### [Work required]
Return each line of the records below in which the string "into" turns up.

### [The records]
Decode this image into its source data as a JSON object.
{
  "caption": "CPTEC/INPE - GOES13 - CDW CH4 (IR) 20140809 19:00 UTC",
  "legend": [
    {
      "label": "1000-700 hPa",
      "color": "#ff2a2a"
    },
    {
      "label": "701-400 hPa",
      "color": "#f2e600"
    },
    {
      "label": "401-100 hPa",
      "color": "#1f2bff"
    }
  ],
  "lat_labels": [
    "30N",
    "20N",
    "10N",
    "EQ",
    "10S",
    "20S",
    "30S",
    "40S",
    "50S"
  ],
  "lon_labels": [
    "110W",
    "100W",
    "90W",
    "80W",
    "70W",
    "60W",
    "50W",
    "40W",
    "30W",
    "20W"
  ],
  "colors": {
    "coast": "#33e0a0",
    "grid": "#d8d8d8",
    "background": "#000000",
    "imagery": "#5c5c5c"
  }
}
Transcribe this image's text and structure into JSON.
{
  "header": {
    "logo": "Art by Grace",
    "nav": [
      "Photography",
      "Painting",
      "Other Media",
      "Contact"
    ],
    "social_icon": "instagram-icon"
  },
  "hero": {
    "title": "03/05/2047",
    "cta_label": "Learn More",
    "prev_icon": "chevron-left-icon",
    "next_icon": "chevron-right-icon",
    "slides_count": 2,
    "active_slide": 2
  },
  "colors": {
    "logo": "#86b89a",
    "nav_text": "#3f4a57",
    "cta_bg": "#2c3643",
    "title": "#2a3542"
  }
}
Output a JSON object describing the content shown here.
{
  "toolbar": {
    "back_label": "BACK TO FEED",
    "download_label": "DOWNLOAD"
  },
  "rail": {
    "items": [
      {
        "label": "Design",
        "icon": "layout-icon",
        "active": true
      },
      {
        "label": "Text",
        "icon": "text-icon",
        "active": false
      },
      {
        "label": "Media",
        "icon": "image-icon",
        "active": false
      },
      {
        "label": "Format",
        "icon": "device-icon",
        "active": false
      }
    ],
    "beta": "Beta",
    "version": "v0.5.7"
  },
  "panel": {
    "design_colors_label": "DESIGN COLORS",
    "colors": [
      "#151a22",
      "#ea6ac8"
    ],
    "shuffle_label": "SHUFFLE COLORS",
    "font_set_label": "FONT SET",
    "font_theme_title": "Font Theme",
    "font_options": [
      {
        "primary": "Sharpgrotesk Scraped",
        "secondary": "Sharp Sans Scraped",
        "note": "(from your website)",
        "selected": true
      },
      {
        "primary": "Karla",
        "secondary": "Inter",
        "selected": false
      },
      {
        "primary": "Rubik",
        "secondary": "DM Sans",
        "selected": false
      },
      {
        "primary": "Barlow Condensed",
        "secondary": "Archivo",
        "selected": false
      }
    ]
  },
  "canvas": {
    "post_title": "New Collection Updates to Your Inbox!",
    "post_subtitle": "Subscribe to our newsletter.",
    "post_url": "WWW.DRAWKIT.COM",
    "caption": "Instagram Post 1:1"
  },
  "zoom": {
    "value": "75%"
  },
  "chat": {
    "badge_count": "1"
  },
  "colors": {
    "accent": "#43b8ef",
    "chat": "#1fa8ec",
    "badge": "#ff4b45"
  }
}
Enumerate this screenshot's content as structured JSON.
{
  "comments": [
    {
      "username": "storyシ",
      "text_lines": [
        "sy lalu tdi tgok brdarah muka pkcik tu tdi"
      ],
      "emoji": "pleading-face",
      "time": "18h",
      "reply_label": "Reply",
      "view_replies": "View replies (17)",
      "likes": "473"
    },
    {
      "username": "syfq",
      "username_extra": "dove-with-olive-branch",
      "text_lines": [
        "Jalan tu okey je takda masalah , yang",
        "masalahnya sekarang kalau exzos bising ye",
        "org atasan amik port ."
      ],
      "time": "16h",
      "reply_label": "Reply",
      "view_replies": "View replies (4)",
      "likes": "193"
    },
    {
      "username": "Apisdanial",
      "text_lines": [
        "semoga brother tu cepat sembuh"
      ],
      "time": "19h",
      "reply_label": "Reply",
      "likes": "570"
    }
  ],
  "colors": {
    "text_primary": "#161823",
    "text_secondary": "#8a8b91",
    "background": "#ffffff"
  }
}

### [Completed exercise]
Decode this image into its source data as a JSON object.
Transcribe this image's text and structure into JSON.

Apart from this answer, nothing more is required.